[Listed entries]

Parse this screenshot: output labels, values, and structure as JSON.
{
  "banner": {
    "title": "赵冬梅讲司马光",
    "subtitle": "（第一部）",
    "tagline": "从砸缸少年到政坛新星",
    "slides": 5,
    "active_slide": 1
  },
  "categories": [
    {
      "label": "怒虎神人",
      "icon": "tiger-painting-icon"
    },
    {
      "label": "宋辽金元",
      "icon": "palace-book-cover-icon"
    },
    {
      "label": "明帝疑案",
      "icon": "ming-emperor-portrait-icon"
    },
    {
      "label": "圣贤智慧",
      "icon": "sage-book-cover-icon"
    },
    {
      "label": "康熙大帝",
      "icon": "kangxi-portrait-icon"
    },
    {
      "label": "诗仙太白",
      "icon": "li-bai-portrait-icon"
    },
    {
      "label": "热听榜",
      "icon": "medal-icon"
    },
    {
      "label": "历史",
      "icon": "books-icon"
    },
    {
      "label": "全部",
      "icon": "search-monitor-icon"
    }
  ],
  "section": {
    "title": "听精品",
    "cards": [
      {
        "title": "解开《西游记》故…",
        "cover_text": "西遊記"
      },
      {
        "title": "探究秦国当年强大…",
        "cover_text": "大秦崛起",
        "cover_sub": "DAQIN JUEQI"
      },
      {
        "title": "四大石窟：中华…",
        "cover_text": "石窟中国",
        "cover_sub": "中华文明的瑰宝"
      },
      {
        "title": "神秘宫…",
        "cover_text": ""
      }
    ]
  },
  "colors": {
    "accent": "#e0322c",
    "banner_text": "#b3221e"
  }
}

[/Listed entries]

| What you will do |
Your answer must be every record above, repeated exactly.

| Written reply |
Parse this screenshot: output labels, values, and structure as JSON.
{
  "banner": {
    "title": "赵冬梅讲司马光",
    "subtitle": "（第一部）",
    "tagline": "从砸缸少年到政坛新星",
    "slides": 5,
    "active_slide": 1
  },
  "categories": [
    {
      "label": "怒虎神人",
      "icon": "tiger-painting-icon"
    },
    {
      "label": "宋辽金元",
      "icon": "palace-book-cover-icon"
    },
    {
      "label": "明帝疑案",
      "icon": "ming-emperor-portrait-icon"
    },
    {
      "label": "圣贤智慧",
      "icon": "sage-book-cover-icon"
    },
    {
      "label": "康熙大帝",
      "icon": "kangxi-portrait-icon"
    },
    {
      "label": "诗仙太白",
      "icon": "li-bai-portrait-icon"
    },
    {
      "label": "热听榜",
      "icon": "medal-icon"
    },
    {
      "label": "历史",
      "icon": "books-icon"
    },
    {
      "label": "全部",
      "icon": "search-monitor-icon"
    }
  ],
  "section": {
    "title": "听精品",
    "cards": [
      {
        "title": "解开《西游记》故…",
        "cover_text": "西遊記"
      },
      {
        "title": "探究秦国当年强大…",
        "cover_text": "大秦崛起",
        "cover_sub": "DAQIN JUEQI"
      },
      {
        "title": "四大石窟：中华…",
        "cover_text": "石窟中国",
        "cover_sub": "中华文明的瑰宝"
      },
      {
        "title": "神秘宫…",
        "cover_text": ""
      }
    ]
  },
  "colors": {
    "accent": "#e0322c",
    "banner_text": "#b3221e"
  }
}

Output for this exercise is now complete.